Exercise material Block Start

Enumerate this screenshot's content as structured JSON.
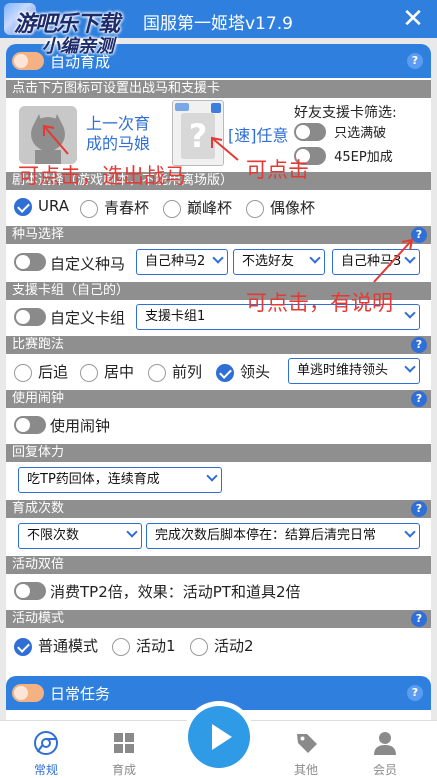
{
  "window": {
    "title": "国服第一姬塔v17.9",
    "watermark_line1": "游吧乐下载",
    "watermark_line2": "小编亲测"
  },
  "auto_train": {
    "label": "自动育成",
    "hint": "点击下方图标可设置出战马和支援卡",
    "horse_label": "上一次育成的马娘",
    "card_label": "[速]任意",
    "friend_filter_label": "好友支援卡筛选:",
    "friend_filter_opt1": "只选满破",
    "friend_filter_opt2": "45EP加成"
  },
  "scenario": {
    "header": "剧本选择（游戏剧本，不能用离场版）",
    "options": [
      "URA",
      "青春杯",
      "巅峰杯",
      "偶像杯"
    ],
    "selected": "URA"
  },
  "seed": {
    "header": "种马选择",
    "custom_label": "自定义种马",
    "select1": "自己种马2",
    "select2": "不选好友",
    "select3": "自己种马3"
  },
  "support_group": {
    "header": "支援卡组（自己的）",
    "custom_label": "自定义卡组",
    "select": "支援卡组1"
  },
  "race_style": {
    "header": "比赛跑法",
    "options": [
      "后追",
      "居中",
      "前列",
      "领头"
    ],
    "selected": "领头",
    "select": "单逃时维持领头"
  },
  "alarm": {
    "header": "使用闹钟",
    "label": "使用闹钟"
  },
  "recover": {
    "header": "回复体力",
    "select": "吃TP药回体，连续育成"
  },
  "train_count": {
    "header": "育成次数",
    "select1": "不限次数",
    "select2": "完成次数后脚本停在：结算后清完日常"
  },
  "event_double": {
    "header": "活动双倍",
    "label": "消费TP2倍，效果：活动PT和道具2倍"
  },
  "event_mode": {
    "header": "活动模式",
    "options": [
      "普通模式",
      "活动1",
      "活动2"
    ],
    "selected": "普通模式"
  },
  "daily": {
    "label": "日常任务"
  },
  "annotations": {
    "note1": "可点击，选出战马",
    "note2": "可点击",
    "note3": "可点击，有说明"
  },
  "nav": {
    "items": [
      "常规",
      "育成",
      "其他",
      "会员"
    ],
    "active": "常规"
  },
  "colors": {
    "accent": "#2f80de",
    "section_gray": "#8f8f8f",
    "annotation_red": "#e53935"
  },
  "icons": [
    "close-icon",
    "help-icon",
    "play-icon",
    "chrome-icon",
    "grid-icon",
    "tag-icon",
    "user-icon"
  ]
}
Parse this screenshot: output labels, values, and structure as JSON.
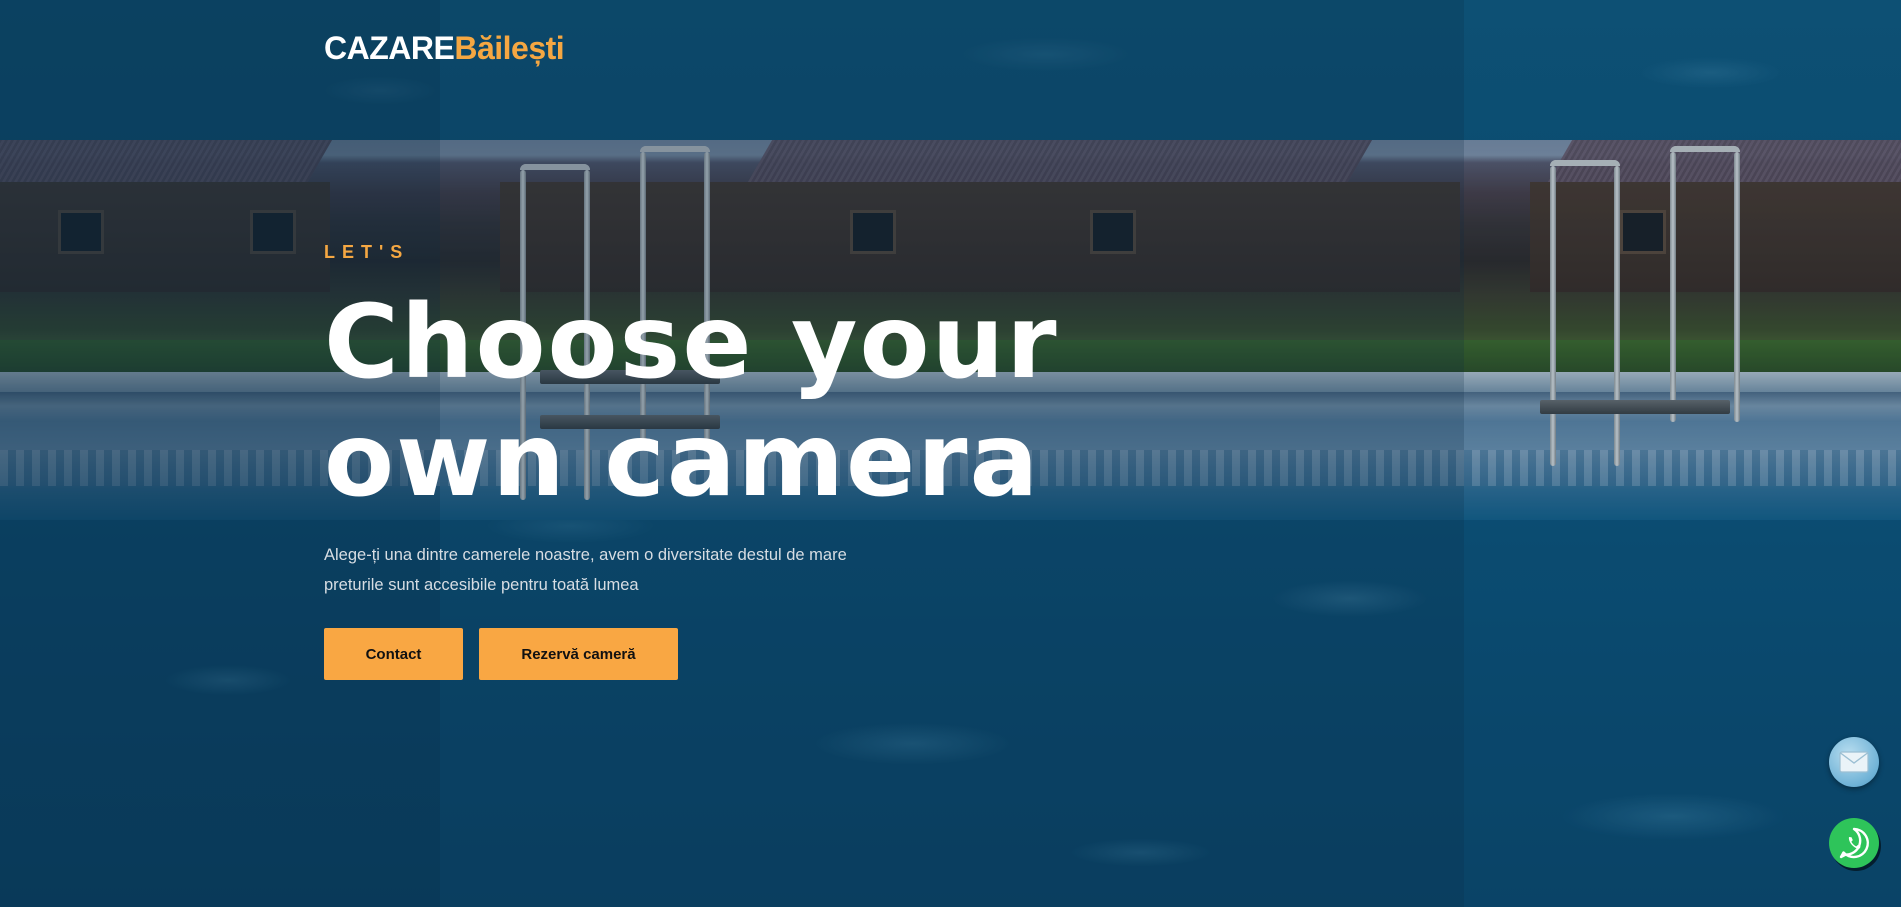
{
  "brand": {
    "part1": "CAZARE",
    "part2": "Băilești"
  },
  "hero": {
    "eyebrow": "LET'S",
    "headline_line1": "Choose your",
    "headline_line2": "own camera",
    "sub_line1": "Alege-ți una dintre camerele noastre, avem o diversitate destul de mare",
    "sub_line2": "preturile sunt accesibile pentru toată lumea",
    "buttons": {
      "contact": "Contact",
      "book": "Rezervă cameră"
    }
  },
  "floating": {
    "mail_icon": "envelope-icon",
    "whatsapp_icon": "whatsapp-icon"
  },
  "colors": {
    "accent": "#f5a742",
    "button_bg": "#f9a743",
    "text_light": "#ffffff",
    "whatsapp": "#2ec45a"
  }
}
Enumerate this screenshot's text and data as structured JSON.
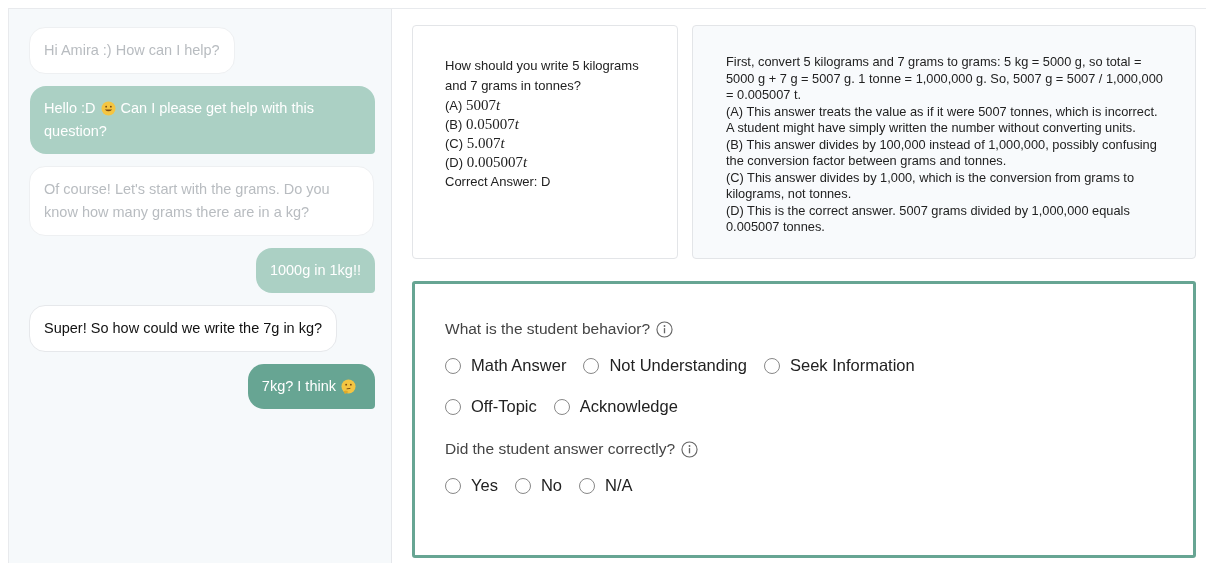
{
  "chat": {
    "messages": [
      {
        "kind": "tutor",
        "faded": true,
        "text": "Hi Amira :) How can I help?"
      },
      {
        "kind": "student",
        "faded": true,
        "parts": [
          {
            "kind": "text",
            "text": "Hello :D"
          },
          {
            "kind": "grin"
          },
          {
            "kind": "text",
            "text": "Can I please get help with this"
          },
          {
            "kind": "text",
            "text": "question?"
          }
        ]
      },
      {
        "kind": "tutor",
        "faded": true,
        "text": "Of course! Let's start with the grams. Do you know how many grams there are in a kg?"
      },
      {
        "kind": "student",
        "faded": true,
        "text": "1000g in 1kg!!"
      },
      {
        "kind": "tutor",
        "faded": false,
        "text": "Super! So how could we write the 7g in kg?"
      },
      {
        "kind": "student",
        "faded": false,
        "parts": [
          {
            "kind": "text",
            "text": "7kg? I think"
          },
          {
            "kind": "thinking"
          }
        ]
      }
    ]
  },
  "question": {
    "text": "How should you write 5 kilograms and 7 grams in tonnes?",
    "options": [
      {
        "letter": "(A)",
        "value": "5007",
        "unit": "t"
      },
      {
        "letter": "(B)",
        "value": "0.05007",
        "unit": "t"
      },
      {
        "letter": "(C)",
        "value": "5.007",
        "unit": "t"
      },
      {
        "letter": "(D)",
        "value": "0.005007",
        "unit": "t"
      }
    ],
    "correct_answer": "Correct Answer: D"
  },
  "explanation": {
    "paragraphs": [
      "First, convert 5 kilograms and 7 grams to grams: 5 kg = 5000 g, so total = 5000 g + 7 g = 5007 g. 1 tonne = 1,000,000 g. So, 5007 g = 5007 / 1,000,000 = 0.005007 t.",
      "(A) This answer treats the value as if it were 5007 tonnes, which is incorrect. A student might have simply written the number without converting units.",
      "(B) This answer divides by 100,000 instead of 1,000,000, possibly confusing the conversion factor between grams and tonnes.",
      "(C) This answer divides by 1,000, which is the conversion from grams to kilograms, not tonnes.",
      "(D) This is the correct answer. 5007 grams divided by 1,000,000 equals 0.005007 tonnes."
    ]
  },
  "form": {
    "questions": [
      {
        "label": "What is the student behavior?",
        "options": [
          {
            "label": "Math Answer",
            "selected": false
          },
          {
            "label": "Not Understanding",
            "selected": false
          },
          {
            "label": "Seek Information",
            "selected": false
          },
          {
            "label": "Off-Topic",
            "selected": false
          },
          {
            "label": "Acknowledge",
            "selected": false
          }
        ]
      },
      {
        "label": "Did the student answer correctly?",
        "options": [
          {
            "label": "Yes",
            "selected": false
          },
          {
            "label": "No",
            "selected": false
          },
          {
            "label": "N/A",
            "selected": false
          }
        ]
      }
    ]
  }
}
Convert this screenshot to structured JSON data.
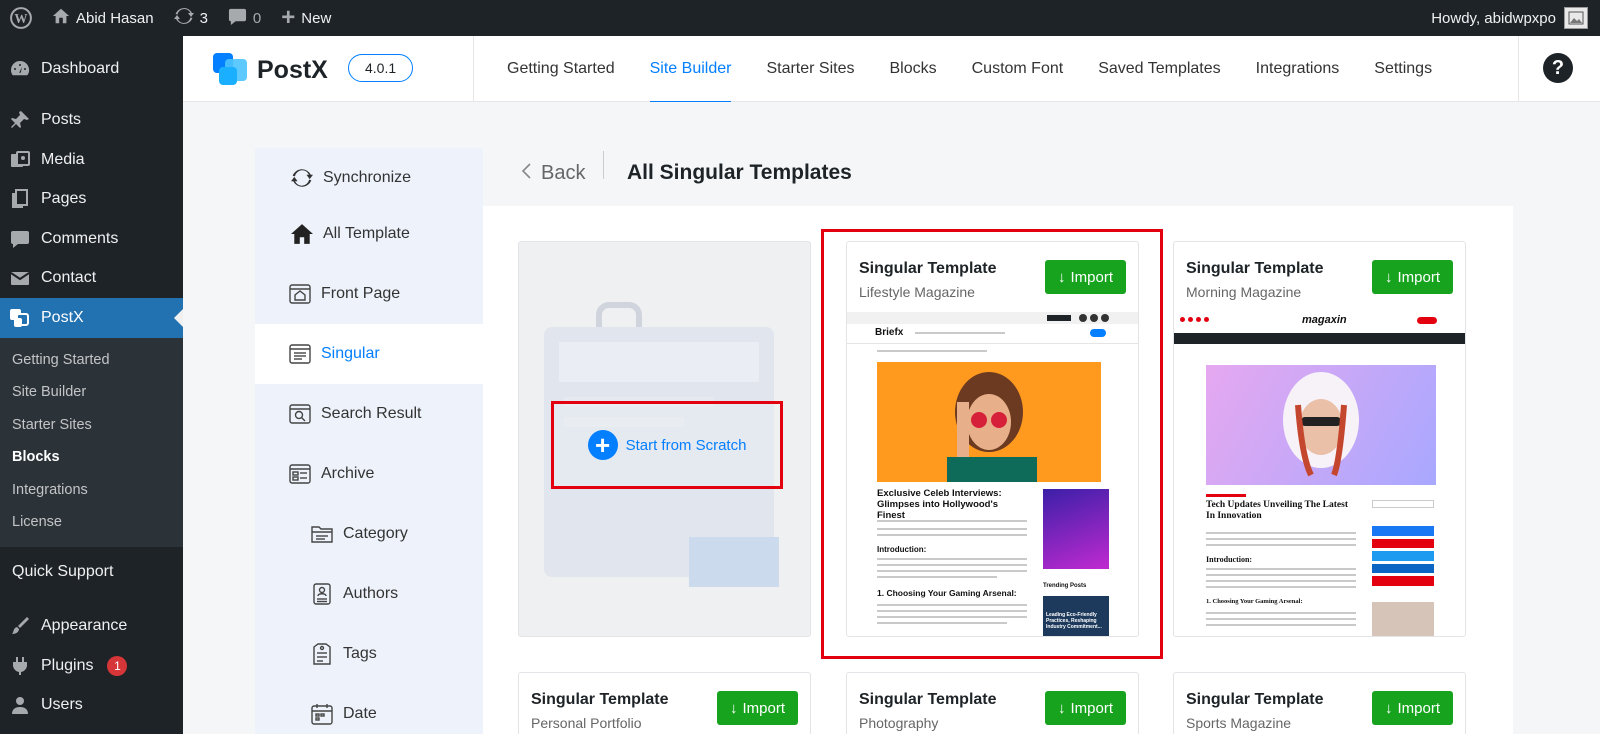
{
  "adminbar": {
    "site_name": "Abid Hasan",
    "updates_count": "3",
    "comments_count": "0",
    "new_label": "New",
    "howdy": "Howdy, abidwpxpo"
  },
  "menu": {
    "dashboard": "Dashboard",
    "posts": "Posts",
    "media": "Media",
    "pages": "Pages",
    "comments": "Comments",
    "contact": "Contact",
    "postx": "PostX",
    "submenu": [
      "Getting Started",
      "Site Builder",
      "Starter Sites",
      "Blocks",
      "Integrations",
      "License"
    ],
    "quick_support": "Quick Support",
    "appearance": "Appearance",
    "plugins": "Plugins",
    "plugins_badge": "1",
    "users": "Users"
  },
  "header": {
    "logo": "PostX",
    "version": "4.0.1",
    "tabs": [
      "Getting Started",
      "Site Builder",
      "Starter Sites",
      "Blocks",
      "Custom Font",
      "Saved Templates",
      "Integrations",
      "Settings"
    ],
    "active_tab": "Site Builder",
    "help": "?"
  },
  "sidebar": {
    "items": [
      "Synchronize",
      "All Template",
      "Front Page",
      "Singular",
      "Search Result",
      "Archive",
      "Category",
      "Authors",
      "Tags",
      "Date"
    ],
    "active": "Singular"
  },
  "main": {
    "back": "Back",
    "title": "All Singular Templates",
    "scratch_label": "Start from Scratch",
    "import_label": "Import",
    "cards": [
      {
        "title": "Singular Template",
        "subtitle": "Lifestyle Magazine"
      },
      {
        "title": "Singular Template",
        "subtitle": "Morning Magazine"
      },
      {
        "title": "Singular Template",
        "subtitle": "Personal Portfolio"
      },
      {
        "title": "Singular Template",
        "subtitle": "Photography"
      },
      {
        "title": "Singular Template",
        "subtitle": "Sports Magazine"
      }
    ],
    "preview1": {
      "brand": "Briefx",
      "headline": "Exclusive Celeb Interviews: Glimpses into Hollywood's Finest",
      "intro": "Introduction:",
      "section": "1. Choosing Your Gaming Arsenal:",
      "trending": "Trending Posts",
      "side_story": "Leading Eco-Friendly Practices, Reshaping Industry Commitment..."
    },
    "preview2": {
      "brand": "magaxin",
      "headline": "Tech Updates Unveiling The Latest In Innovation",
      "intro": "Introduction:",
      "section": "1. Choosing Your Gaming Arsenal:"
    }
  },
  "colors": {
    "wp_dark": "#1d2327",
    "wp_blue": "#2271b1",
    "postx_blue": "#037fff",
    "import_green": "#18a31e",
    "highlight_red": "#e3000f"
  }
}
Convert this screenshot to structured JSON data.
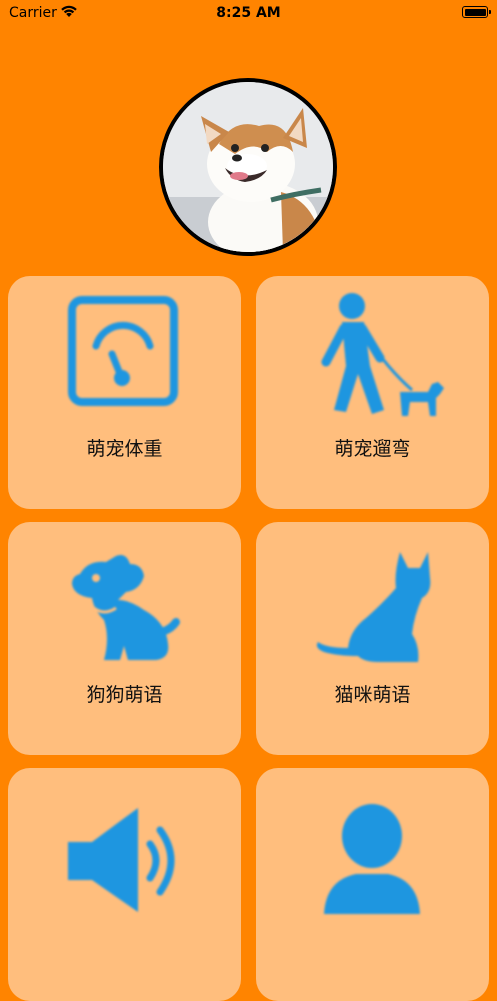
{
  "status_bar": {
    "carrier": "Carrier",
    "time": "8:25 AM"
  },
  "avatar": {
    "icon": "corgi-dog-photo"
  },
  "menu": {
    "items": [
      {
        "label": "萌宠体重",
        "icon": "scale-icon"
      },
      {
        "label": "萌宠遛弯",
        "icon": "person-walking-dog-icon"
      },
      {
        "label": "狗狗萌语",
        "icon": "dog-icon"
      },
      {
        "label": "猫咪萌语",
        "icon": "cat-icon"
      },
      {
        "label": "",
        "icon": "speaker-icon"
      },
      {
        "label": "",
        "icon": "person-icon"
      }
    ]
  },
  "colors": {
    "background": "#ff8400",
    "tile": "#ffbe7d",
    "icon": "#1e96e0"
  }
}
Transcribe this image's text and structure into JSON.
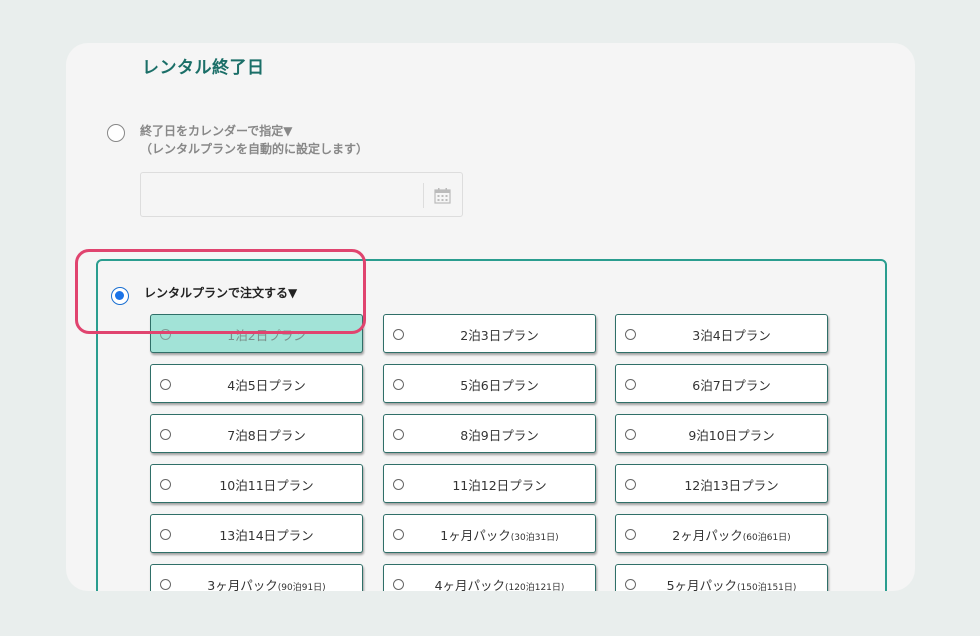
{
  "section_title": "レンタル終了日",
  "option_calendar": {
    "line1": "終了日をカレンダーで指定▼",
    "line2": "（レンタルプランを自動的に設定します）"
  },
  "date_input": {
    "value": "",
    "placeholder": ""
  },
  "option_plan": {
    "label": "レンタルプランで注文する▼"
  },
  "plans": [
    {
      "label": "1泊2日プラン",
      "sub": "",
      "selected": true
    },
    {
      "label": "2泊3日プラン",
      "sub": "",
      "selected": false
    },
    {
      "label": "3泊4日プラン",
      "sub": "",
      "selected": false
    },
    {
      "label": "4泊5日プラン",
      "sub": "",
      "selected": false
    },
    {
      "label": "5泊6日プラン",
      "sub": "",
      "selected": false
    },
    {
      "label": "6泊7日プラン",
      "sub": "",
      "selected": false
    },
    {
      "label": "7泊8日プラン",
      "sub": "",
      "selected": false
    },
    {
      "label": "8泊9日プラン",
      "sub": "",
      "selected": false
    },
    {
      "label": "9泊10日プラン",
      "sub": "",
      "selected": false
    },
    {
      "label": "10泊11日プラン",
      "sub": "",
      "selected": false
    },
    {
      "label": "11泊12日プラン",
      "sub": "",
      "selected": false
    },
    {
      "label": "12泊13日プラン",
      "sub": "",
      "selected": false
    },
    {
      "label": "13泊14日プラン",
      "sub": "",
      "selected": false
    },
    {
      "label": "1ヶ月パック",
      "sub": "(30泊31日)",
      "selected": false
    },
    {
      "label": "2ヶ月パック",
      "sub": "(60泊61日)",
      "selected": false
    },
    {
      "label": "3ヶ月パック",
      "sub": "(90泊91日)",
      "selected": false
    },
    {
      "label": "4ヶ月パック",
      "sub": "(120泊121日)",
      "selected": false
    },
    {
      "label": "5ヶ月パック",
      "sub": "(150泊151日)",
      "selected": false
    }
  ],
  "colors": {
    "title": "#1b6f68",
    "plan_box_border": "#2a9d8f",
    "selected_plan_bg": "#a2e3d7",
    "highlight_border": "#e0446f",
    "radio_checked": "#1a73e8"
  },
  "icons": {
    "date_input": "calendar-icon"
  }
}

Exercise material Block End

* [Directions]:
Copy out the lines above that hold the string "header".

* [The completed task]:
    "header": "剧本选择（游戏剧本，不能用离场版）",
    "header": "种马选择",
    "header": "支援卡组（自己的）",
    "header": "比赛跑法",
    "header": "使用闹钟",
    "header": "回复体力",
    "header": "育成次数",
    "header": "活动双倍",
    "header": "活动模式",
  "header": {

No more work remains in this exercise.